Preparation was minimal, and Carol completed her ride on a Trek hybrid bike, upgrading to clipless pedals which she says made all the difference when compared with her Lands End ride at the age of 70.
“I probably went out about ten times ahead of the challenge – I can only get out when Patrick is being looked after, and care is expensive. But adding the pedals and cleats helped a lot – I found that all of a sudden I could cycle up hills that I could not ride up before.”
Whilst Carol expects her next big ride might be “just” 100 miles, she isn’t about to stop any time soon.
“I absolutely love Norfolk. I will plan a ride there when I’m 80. I won’t keep upping the distance! It’ll probably be just 100 miles, as long as I’m fit and well. I am lucky to be fit and well – for that I’m very grateful” she adds.
The role of exercise in developing dementia
Keeping fit and healthy can reduce your chances of developing dementia, according to Edward Pinches of Alzheimer’s Research UK.
“The best evidence suggests that physical evidence does indeed help prevent Alzheimer’s, alongside other things – it has to be a part of a wider healthy lifestyle. What’s good for your heart is also good for your brain,” says Pinches.
Whilst genetics do play a part, they’re far from the whole story.
“Alzheimer’s Disease is the biggest cause of dementia, and less than one per cent of all Alzheimer’s cases are hereditary and genetic,” Pinches explains.
“Dementia does have some genetic background. Age and genetics accounts for around 65 per cent of your risk whilst one third will be modifiable risk factors, lifestyle factors.”
“One cause of dementia is Vascular Dementia – problems with the brain’s blood supply. Twenty per cent of your blood goes to your brain so if you’re keeping the heart healthy, it’s pumping more blood round,” he commented.
“There is less good evidence to suggest that once you have developed dementia, exercise will help slow down the progression,” he added – though staying active can help keep older people’s bodies more robust and their social circle flourishing.
Want to join in and raise funds?

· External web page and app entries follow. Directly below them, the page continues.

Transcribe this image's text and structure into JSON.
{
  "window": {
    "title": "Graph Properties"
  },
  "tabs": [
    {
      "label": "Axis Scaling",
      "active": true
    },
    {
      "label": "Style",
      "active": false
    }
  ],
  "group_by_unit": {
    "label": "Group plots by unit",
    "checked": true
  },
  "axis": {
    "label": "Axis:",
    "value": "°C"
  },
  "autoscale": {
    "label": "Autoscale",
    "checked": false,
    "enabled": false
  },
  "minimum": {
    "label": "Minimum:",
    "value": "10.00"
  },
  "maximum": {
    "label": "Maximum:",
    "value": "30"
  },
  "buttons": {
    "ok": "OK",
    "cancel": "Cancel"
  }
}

Not everyone can be a superhero grandma, but we can don our lycra and ride to raise more funds to fuel the work carried out my Alzheimer’s Research UK.
Cycling Weekly’s sister company, UK Cycling Events (UKCE), holds sportives year long and countrywide – two of which are specifically designed to raise awareness of Alzheimer’s Research UK’s ‘Cycling Down Dementia’ fundraising challenge.
Riders are invited to cycle 300 or 1000 miles, to raise £150 to power life-changing research. UKCE’s Norfolk and South East rides are deigned to offer a perfect platform to tot up some of those miles.
So, what are you waiting for? Saddle up and help Cycle Down Dementia.